The Henn siblings only pop up occasionally. Christopher offers only about five words, but given the very small nature of his role, that doesn’t come as a surprise. Carrie gives us a few nice remarks such as the movie line her friends quoted for years – much to her annoyance.
While the Skoteks and McClurg mostly focus on effects, they do so in a clear manner and help us get a good feel for the film’s technical elements. Hurd and Winston also pair nicely as they go over a mix of topics. They cover production concerns as well as the expected notes about Winston’s adaptation of HR Giger’s original alien designs.
Of particular interest are Hurd’s notes about all the tensions between her and Cameron and the British crew; apparently the Limeys didn’t give them much respect. In the end, I feel exceedingly pleased with this outstanding commentary, as it fleshes out Aliens in a highly educational and enjoyable manner.
If you select the theatrical edition of Aliens, you’ll get access to deleted scenes. Note that these simply show the alternate sequences from the special edition cut; nothing different than what we find in that version appears in this section.
Also alongside the theatrical version, two Isolated Score options appear. You can examine the “Final Theatrical Isolated Score” or the “Composer’s Original Isolated Score”. Both come with Dolby Digital 5.1 audio and are nice options for fans of movie music.

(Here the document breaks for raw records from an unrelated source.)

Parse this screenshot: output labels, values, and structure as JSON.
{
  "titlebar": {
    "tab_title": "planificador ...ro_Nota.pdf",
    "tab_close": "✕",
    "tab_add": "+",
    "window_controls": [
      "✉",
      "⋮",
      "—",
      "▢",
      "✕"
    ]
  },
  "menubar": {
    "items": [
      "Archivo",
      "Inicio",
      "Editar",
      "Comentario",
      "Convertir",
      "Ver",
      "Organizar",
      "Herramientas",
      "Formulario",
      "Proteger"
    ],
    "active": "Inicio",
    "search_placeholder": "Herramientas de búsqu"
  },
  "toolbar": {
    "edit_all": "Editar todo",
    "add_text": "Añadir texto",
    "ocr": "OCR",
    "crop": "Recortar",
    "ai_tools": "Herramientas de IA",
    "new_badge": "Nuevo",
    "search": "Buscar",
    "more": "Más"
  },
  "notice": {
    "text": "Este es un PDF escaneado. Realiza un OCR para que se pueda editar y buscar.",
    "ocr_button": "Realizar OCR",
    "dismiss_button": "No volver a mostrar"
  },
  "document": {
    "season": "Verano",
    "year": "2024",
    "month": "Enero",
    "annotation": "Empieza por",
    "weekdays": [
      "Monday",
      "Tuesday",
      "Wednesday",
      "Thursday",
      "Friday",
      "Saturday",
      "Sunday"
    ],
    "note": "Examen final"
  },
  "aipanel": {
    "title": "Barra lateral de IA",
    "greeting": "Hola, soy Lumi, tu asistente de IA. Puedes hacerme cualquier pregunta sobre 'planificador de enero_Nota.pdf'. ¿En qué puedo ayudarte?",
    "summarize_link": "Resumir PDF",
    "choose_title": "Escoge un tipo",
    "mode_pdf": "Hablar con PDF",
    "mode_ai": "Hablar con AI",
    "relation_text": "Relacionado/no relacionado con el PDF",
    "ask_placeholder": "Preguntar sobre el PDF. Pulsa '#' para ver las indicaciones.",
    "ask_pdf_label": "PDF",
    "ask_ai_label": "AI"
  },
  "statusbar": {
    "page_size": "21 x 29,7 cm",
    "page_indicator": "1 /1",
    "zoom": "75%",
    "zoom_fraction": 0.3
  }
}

New to the Blu-ray, we find the MU-TH-UR Interactive Mode. This allows you to flip among the disc’s four audio features or view a trivia track. Called the “Weyland-Yutani Datastream”, this offers info about the flick’s origins, development and creation. We find much of this material elsewhere as well, but the “Datastream” provides a good overview.
I’m not wild about the format, though. Most “trivia tracks” are pretty unobtrusive, so you can follow them and watch the movie at the same time. This become more awkward here because of the amount of territory “MU-TH-UR” fills. Little branches pop up all over the screen, so we get visual distractions. This means you can’t easily check out the flick and the Datastream at the same time.
The Datastream also goes dead more often than I’d like. We get more than a few extended pauses, and a lot of the time, the same text remains on screen for an extended period. It’s still an interesting extra, but it doesn’t boast great execution.
Exclusive to the 30th Anniversary edition, two extra components appear. 10 Art Cards show sketches created for the film, and a book shows some excerpts from the Dark Horse Aliens comics. Both are almost entirely inconsequential.
Note that the release also includes a download code for a new featurette. I don't count downloadable elements in my discussions - if it's not on the disc, it doesn't exist for me, especially when the download code expires in a few years. Still, it may entice some to get the 30th package, so I wanted to mention it. Ignore this if you read the review after 2019 since the code expires that year.
For some time now, I’ve regarded Aliens as my favorite film. A virtually flawless action flick, it provides a tremendous thrill ride bolstered by unusually strong story telling and acting. The Blu-ray features generally positive picture and sound plus some interesting supplements highlighted by a terrific commentary.
A repackage of the disc from the 2010 Alien Anthology package – which already got a solo release in 2014 – the “30th Anniversary Edition” of Aliens exists as nothing more than a cash grab. If you don’t already have the film on Blu-ray, grab the cheaper 2014 solo disc – or “splurge” for the Anthology, as it includes all four movies as well as a wealth of extras and sells for around $30 these days. It’s still the way to go.
To rate this film, visit the original review of ALIENS